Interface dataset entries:
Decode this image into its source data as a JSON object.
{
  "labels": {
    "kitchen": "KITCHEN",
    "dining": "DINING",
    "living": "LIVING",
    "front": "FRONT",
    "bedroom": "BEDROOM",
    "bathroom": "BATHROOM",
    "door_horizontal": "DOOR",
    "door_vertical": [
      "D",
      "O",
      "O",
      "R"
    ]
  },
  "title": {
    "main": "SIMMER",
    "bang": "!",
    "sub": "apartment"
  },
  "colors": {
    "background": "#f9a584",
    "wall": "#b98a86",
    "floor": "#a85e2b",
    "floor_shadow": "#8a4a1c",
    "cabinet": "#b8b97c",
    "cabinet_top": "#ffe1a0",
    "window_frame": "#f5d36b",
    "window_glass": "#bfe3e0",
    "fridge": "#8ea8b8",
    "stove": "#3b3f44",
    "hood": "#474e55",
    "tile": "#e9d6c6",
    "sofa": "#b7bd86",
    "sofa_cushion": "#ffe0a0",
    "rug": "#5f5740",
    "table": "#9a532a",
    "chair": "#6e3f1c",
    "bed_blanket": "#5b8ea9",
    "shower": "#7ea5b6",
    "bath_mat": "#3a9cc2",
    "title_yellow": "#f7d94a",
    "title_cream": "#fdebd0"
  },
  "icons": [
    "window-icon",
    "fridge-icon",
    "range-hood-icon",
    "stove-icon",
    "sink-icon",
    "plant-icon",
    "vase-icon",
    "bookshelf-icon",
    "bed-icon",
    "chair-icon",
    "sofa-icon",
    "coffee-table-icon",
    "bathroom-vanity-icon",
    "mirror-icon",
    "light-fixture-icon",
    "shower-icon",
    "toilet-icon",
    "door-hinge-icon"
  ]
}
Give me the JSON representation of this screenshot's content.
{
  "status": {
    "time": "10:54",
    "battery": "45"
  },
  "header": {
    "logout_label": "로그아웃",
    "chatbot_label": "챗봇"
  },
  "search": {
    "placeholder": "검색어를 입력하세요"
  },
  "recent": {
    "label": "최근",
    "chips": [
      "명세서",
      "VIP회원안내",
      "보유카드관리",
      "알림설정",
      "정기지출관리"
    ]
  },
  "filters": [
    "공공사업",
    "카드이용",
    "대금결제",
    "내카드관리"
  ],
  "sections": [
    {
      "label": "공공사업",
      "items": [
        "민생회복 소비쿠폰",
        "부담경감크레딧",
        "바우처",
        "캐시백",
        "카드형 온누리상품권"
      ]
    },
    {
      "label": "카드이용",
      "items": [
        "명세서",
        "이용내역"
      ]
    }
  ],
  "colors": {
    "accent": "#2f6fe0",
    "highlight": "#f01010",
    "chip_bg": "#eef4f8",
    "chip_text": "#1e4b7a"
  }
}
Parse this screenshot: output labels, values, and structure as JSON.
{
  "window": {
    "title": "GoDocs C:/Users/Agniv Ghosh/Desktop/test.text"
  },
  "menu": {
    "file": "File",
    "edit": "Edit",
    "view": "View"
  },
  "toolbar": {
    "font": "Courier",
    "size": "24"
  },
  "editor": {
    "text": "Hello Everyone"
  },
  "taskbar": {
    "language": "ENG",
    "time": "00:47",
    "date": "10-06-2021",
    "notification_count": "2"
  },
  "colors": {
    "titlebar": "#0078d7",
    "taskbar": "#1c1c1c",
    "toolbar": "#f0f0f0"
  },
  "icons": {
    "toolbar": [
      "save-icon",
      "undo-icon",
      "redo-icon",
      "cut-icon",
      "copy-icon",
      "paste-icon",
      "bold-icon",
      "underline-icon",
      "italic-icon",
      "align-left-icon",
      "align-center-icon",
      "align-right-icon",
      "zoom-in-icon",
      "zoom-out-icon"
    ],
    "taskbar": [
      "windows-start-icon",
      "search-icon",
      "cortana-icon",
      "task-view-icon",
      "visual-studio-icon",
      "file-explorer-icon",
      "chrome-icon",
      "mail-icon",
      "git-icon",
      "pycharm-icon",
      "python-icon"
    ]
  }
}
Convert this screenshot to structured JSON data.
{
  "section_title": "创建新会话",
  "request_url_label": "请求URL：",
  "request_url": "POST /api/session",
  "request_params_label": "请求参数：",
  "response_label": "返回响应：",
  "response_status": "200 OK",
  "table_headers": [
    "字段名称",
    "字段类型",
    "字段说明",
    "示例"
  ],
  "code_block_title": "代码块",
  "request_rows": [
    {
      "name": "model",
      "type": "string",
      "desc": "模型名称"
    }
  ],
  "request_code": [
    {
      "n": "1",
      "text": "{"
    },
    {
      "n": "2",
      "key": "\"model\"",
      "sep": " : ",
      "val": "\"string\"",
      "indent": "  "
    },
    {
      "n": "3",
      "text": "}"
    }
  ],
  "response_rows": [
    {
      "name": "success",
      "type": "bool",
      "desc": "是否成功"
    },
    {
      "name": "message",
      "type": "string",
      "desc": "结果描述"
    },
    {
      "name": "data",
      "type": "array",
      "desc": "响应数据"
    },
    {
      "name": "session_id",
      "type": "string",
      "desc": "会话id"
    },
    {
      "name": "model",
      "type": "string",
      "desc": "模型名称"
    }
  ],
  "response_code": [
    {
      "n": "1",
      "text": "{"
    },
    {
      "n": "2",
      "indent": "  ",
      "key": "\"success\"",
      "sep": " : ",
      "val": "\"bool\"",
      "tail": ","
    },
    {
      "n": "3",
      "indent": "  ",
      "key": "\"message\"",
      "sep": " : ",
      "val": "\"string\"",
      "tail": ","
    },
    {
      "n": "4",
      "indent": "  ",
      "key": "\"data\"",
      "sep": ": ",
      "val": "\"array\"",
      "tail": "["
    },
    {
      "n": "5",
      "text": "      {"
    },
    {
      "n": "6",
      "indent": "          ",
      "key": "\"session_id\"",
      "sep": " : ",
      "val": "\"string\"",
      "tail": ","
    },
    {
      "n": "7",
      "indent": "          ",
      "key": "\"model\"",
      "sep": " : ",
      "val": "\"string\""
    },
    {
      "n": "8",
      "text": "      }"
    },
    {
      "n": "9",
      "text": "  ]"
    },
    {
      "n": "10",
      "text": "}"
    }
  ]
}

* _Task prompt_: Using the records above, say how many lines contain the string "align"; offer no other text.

* _Task result_: 3